    I didn't know there were so many levels that you could fail on. Thanks for your confused yet entertaining non-sense, and please don't forget to flush.

    Sir, you have just won the internet for a day! Excellent! :-)

    1891102_703421136344642_323674671_n.jpg

    how many growlers of ale will it take to produce enough tanning solution?

    Thanks for posting. The process is very interesting and you are very informative. peace. Paul S.

    0
    user
    0zzy

    2 years ago

    Hi I have been tanning leather for a very long time and I have tried all different methods of tanning from national to chemical methods.
    Although urine does work I find the leather ends up being very week and does not last long but in saying that urine is the best solution to use to remove fur from the skin before the tanning process if you want to keep the fur on the leather DON'T use urine...
    The best solution I use for all my leather tanning is the bark from a oak tree and water and that's it.

    Not sure when I'll ever have an opportunity to tan a salmon hide, but definitely filing this away just in case. One question: could you re-create the tanning solution with distilled water, 1-0-0 fertilizer, and clear ammonia?

    0
    user
    ysabet

    3 years ago

    Urine is also a really effective emergency first-aid treatment for jellyfish stings-- any ammonia will work, but unless you're near a lifeguard when you get stung, this will work. I grew up on the shores of the Gulf of Mexico and let's just say that personal experience made me a believer...

    6 replies

    http://www.livescience.com/34012-pee-jellyfish-sting.html

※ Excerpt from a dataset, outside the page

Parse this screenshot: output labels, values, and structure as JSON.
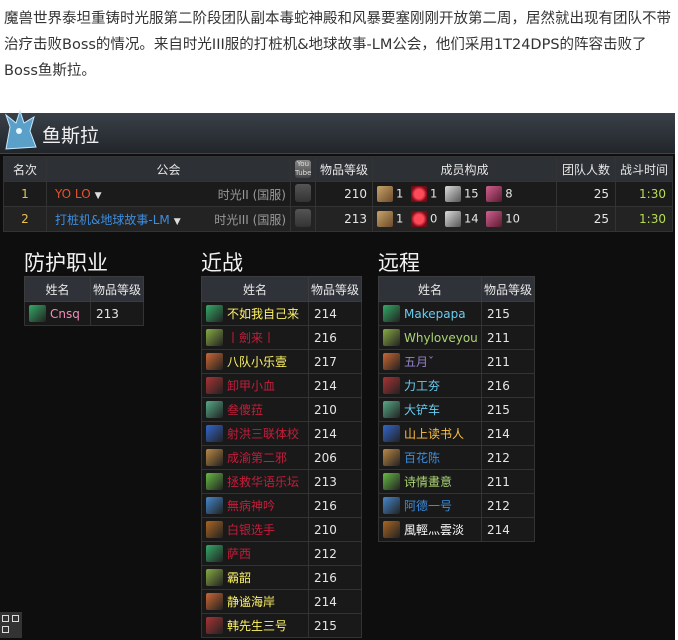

    Some of you with a scientific or journalistic background may have sensed it while reading that article: livescience is a bogus site - they regularly quote bad studies that have not been peer-reviewed and most of the time they don't even link to a study they quote and leave it up to the reader to simply take their click.desperate word for it or spend hours trying to find said study.

    Fresh pee isn't ammonia... it has to sit for weeks.

    I lived through this...urine works, it really does and there are more than enough beach goers that have a full bladder that will be happy to p on it...dont look....but.Vodka is by far the best ever for taking away the pain....on the affected area, not in the stomach, though, vodka in the stomach makes you not care so much that you were stung and actually like the p....;p

    Its good for burns also. I was not a believer until I tried it. Burned my index finger on the edge of a heated sheet of metal. Left a deep (white) burn about an inch long. I applied urine and tried to keep it moist for as long as I could. It never blistered or peeled and the pain went away. It seemed to heal from the inside out. How simple.

    >bd5 - Fully agree!! Totally DISGUSTING!